Alexander's legacy

Over the course of his conquests, Alexander had spread the culture of Greek civilizations across Asia to the Indus Valley. The Greeks migrated in their tens of thousands to the dozen new cities established in the conquered territories and often named in honor of Alexander. Greek culture and language spread widely among the peoples conquered by Alexander, whose conquests favor commercial exchanges as well as the circulation of men and ideas.

The so-called period hellenistic designates this era of supremacy on the Mediterranean rim and the Middle East. Splendid cities like Alexandria, Pergamum or Seleucia dethroned Athens as centers of Hellenic culture. The arts flourished, and scientists, mathematicians and astronomers such as Archimedes, Euclid and Eratosthenes also marked this flourishing period. The spread of Greek culture was nevertheless limited to the elites, the populations essentially retaining their local customs.

The hellenic world had to step aside in the face of the growing power of Rome. Greece and Macedonia bowed in the mid-2nd century BCE of the kingdom. The Seleucid and Ptolemaic kingdoms fell in 64 and 30 BC However, the Romans showed a great deal of respect for Greek culture, to which they owed many borrowings, particularly in architecture, science, literature, and mythology, assimilating without complex the heritage of Alexander.

Over the centuries, Alexander inspired many other conquerors. Even today, budding military strategists study the famous battles of the Macedonian, who, at the head of a few thousand men, pushed the boundaries of the known frontiers of the time, in an incredible epic.

Non-exhaustive bibliography

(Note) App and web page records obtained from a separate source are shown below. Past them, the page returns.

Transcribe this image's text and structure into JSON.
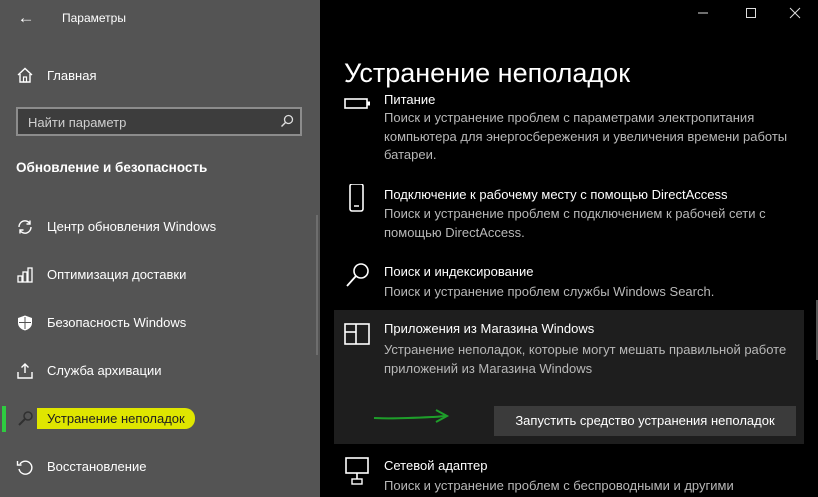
{
  "window": {
    "title": "Параметры",
    "back": "←",
    "controls": {
      "minimize": "—",
      "maximize": "☐",
      "close": "✕"
    }
  },
  "sidebar": {
    "home_label": "Главная",
    "search_placeholder": "Найти параметр",
    "section_title": "Обновление и безопасность",
    "items": [
      {
        "label": "Центр обновления Windows",
        "icon": "sync-icon"
      },
      {
        "label": "Оптимизация доставки",
        "icon": "delivery-icon"
      },
      {
        "label": "Безопасность Windows",
        "icon": "shield-icon"
      },
      {
        "label": "Служба архивации",
        "icon": "backup-icon"
      },
      {
        "label": "Устранение неполадок",
        "icon": "wrench-icon",
        "active": true
      },
      {
        "label": "Восстановление",
        "icon": "recovery-icon"
      }
    ],
    "active_highlight_color": "#dfe600",
    "active_bar_color": "#2ecc40"
  },
  "main": {
    "title": "Устранение неполадок",
    "tiles": [
      {
        "title": "Питание",
        "desc": "Поиск и устранение проблем с параметрами электропитания компьютера для энергосбережения и увеличения  времени работы батареи.",
        "icon": "battery-icon"
      },
      {
        "title": "Подключение к рабочему месту с помощью DirectAccess",
        "desc": "Поиск и устранение проблем с подключением к рабочей сети с помощью DirectAccess.",
        "icon": "phone-icon"
      },
      {
        "title": "Поиск и индексирование",
        "desc": "Поиск и устранение проблем службы Windows Search.",
        "icon": "search-icon"
      },
      {
        "title": "Приложения из Магазина Windows",
        "desc": "Устранение неполадок, которые могут мешать правильной работе приложений из Магазина Windows",
        "icon": "store-app-icon",
        "button": "Запустить средство устранения неполадок"
      },
      {
        "title": "Сетевой адаптер",
        "desc": "Поиск и устранение проблем с беспроводными и другими",
        "icon": "network-icon"
      }
    ],
    "arrow_color": "#1e9e2a"
  }
}
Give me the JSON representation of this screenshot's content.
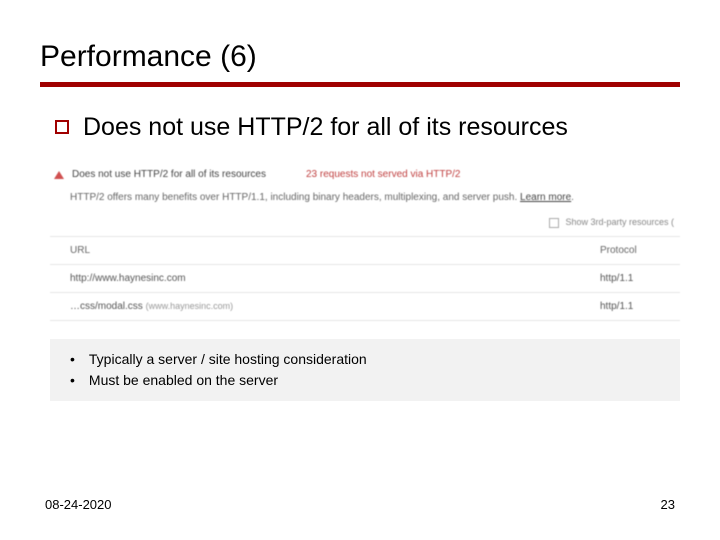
{
  "title": "Performance (6)",
  "main_bullet": "Does not use HTTP/2 for all of its resources",
  "audit": {
    "header_title": "Does not use HTTP/2 for all of its resources",
    "header_count": "23 requests not served via HTTP/2",
    "description": "HTTP/2 offers many benefits over HTTP/1.1, including binary headers, multiplexing, and server push. ",
    "learn_more": "Learn more",
    "third_party_label": "Show 3rd-party resources (",
    "columns": {
      "url": "URL",
      "protocol": "Protocol"
    },
    "rows": [
      {
        "url": "http://www.haynesinc.com",
        "domain": "",
        "protocol": "http/1.1"
      },
      {
        "url": "…css/modal.css",
        "domain": "(www.haynesinc.com)",
        "protocol": "http/1.1"
      }
    ]
  },
  "sub_bullets": [
    "Typically a server / site hosting consideration",
    "Must be enabled on the server"
  ],
  "footer": {
    "date": "08-24-2020",
    "page": "23"
  }
}
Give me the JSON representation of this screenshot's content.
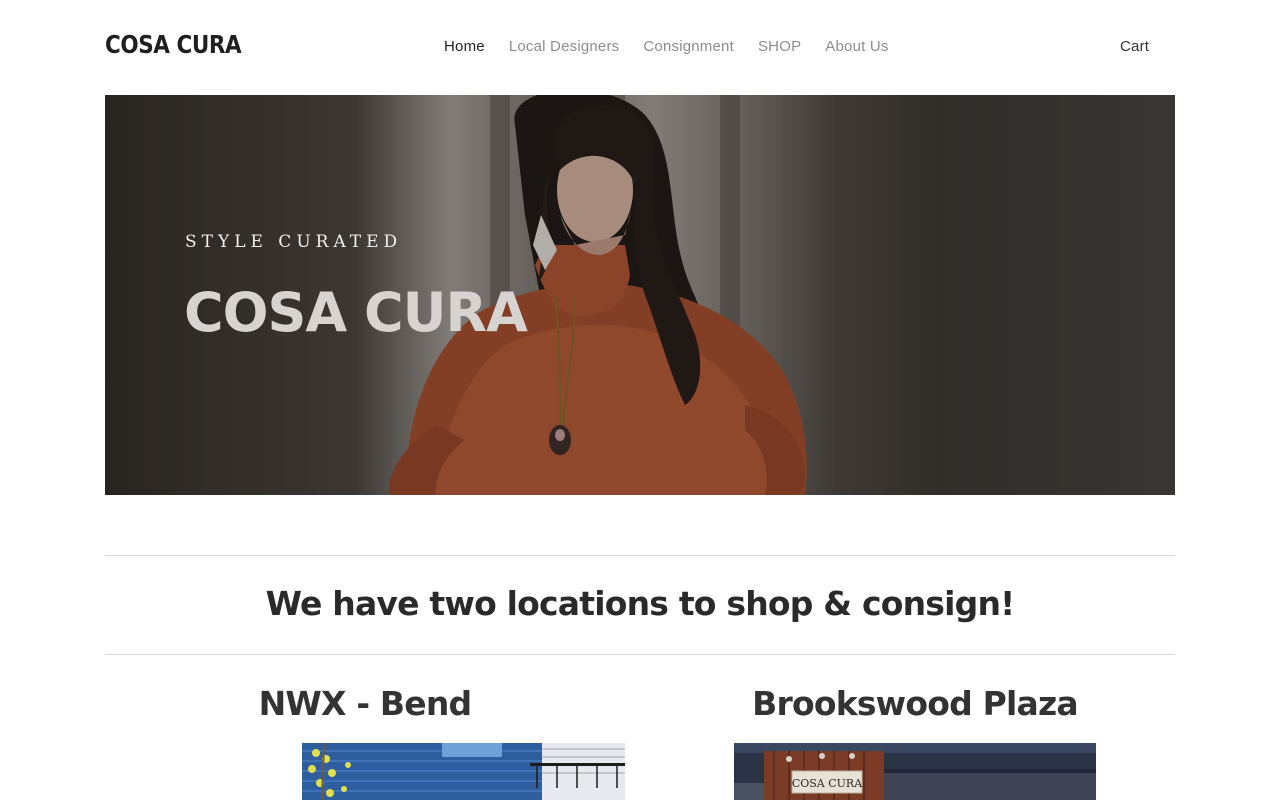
{
  "header": {
    "logo": "COSA CURA",
    "nav": [
      {
        "label": "Home",
        "active": true
      },
      {
        "label": "Local Designers",
        "active": false
      },
      {
        "label": "Consignment",
        "active": false
      },
      {
        "label": "SHOP",
        "active": false
      },
      {
        "label": "About Us",
        "active": false
      }
    ],
    "cart_label": "Cart"
  },
  "hero": {
    "eyebrow": "STYLE CURATED",
    "title": "COSA CURA"
  },
  "locations": {
    "heading": "We have two locations to shop & consign!",
    "items": [
      {
        "title": "NWX - Bend"
      },
      {
        "title": "Brookswood Plaza",
        "sign_text": "COSA CURA"
      }
    ]
  },
  "colors": {
    "nav_active": "#222222",
    "nav_inactive": "#8d8d8d",
    "heading": "#2a2a2a"
  }
}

  • - From Pierre Briant, Alexander the Great. PUF, 2005.
  • - By Gérard Colin, Alexandre le Grand. Pygmalion, 2007.
  • - De Quinte-Curce, History of Alexander. Folio, 2007.

Video: Alexander The Great. Conquerors